» Work order
Lift every line from the entries that includes the word "Company".
--- Extracted material Enclosed Below ---
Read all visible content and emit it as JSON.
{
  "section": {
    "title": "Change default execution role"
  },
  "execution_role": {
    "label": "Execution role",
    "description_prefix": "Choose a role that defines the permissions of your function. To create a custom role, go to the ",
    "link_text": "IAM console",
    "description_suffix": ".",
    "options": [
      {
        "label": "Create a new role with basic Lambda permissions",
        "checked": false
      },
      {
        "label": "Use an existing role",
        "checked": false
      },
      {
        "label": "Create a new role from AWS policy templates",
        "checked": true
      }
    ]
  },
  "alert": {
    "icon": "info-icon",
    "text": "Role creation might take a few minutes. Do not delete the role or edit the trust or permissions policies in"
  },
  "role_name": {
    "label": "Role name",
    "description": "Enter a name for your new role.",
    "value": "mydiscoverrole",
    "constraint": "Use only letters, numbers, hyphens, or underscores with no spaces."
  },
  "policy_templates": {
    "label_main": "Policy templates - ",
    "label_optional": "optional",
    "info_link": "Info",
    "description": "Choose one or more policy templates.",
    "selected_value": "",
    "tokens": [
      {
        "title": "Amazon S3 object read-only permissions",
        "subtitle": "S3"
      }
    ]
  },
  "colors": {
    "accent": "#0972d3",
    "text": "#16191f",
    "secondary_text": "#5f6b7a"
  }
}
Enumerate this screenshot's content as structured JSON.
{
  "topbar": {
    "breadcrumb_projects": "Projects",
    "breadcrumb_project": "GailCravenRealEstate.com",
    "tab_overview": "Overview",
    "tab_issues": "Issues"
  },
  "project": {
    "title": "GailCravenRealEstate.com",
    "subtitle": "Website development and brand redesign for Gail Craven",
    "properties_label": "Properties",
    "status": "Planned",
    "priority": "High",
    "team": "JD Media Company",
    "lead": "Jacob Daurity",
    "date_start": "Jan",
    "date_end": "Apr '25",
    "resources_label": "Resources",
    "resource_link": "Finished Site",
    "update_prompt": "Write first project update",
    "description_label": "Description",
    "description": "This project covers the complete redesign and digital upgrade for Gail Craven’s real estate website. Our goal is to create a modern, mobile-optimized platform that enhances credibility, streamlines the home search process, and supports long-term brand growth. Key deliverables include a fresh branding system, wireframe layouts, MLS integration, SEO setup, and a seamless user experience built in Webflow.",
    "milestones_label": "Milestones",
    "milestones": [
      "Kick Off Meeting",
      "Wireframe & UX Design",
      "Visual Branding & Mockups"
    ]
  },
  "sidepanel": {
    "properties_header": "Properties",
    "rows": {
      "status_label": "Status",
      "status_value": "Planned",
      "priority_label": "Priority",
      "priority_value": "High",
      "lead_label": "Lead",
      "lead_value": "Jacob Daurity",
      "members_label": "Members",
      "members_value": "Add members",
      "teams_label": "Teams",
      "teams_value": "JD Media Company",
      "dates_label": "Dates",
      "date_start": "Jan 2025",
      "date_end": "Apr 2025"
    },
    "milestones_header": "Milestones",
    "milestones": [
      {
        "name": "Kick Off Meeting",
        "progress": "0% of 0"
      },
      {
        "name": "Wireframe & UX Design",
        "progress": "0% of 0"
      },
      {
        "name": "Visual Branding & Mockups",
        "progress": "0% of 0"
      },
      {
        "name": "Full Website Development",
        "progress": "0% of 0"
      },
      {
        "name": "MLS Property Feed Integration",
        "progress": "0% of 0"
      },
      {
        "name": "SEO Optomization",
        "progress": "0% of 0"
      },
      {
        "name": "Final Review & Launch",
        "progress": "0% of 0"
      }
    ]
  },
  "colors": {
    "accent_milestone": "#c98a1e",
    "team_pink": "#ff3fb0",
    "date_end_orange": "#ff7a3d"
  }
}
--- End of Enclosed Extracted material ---
» Task result
    "team": "JD Media Company",
      "teams_value": "JD Media Company",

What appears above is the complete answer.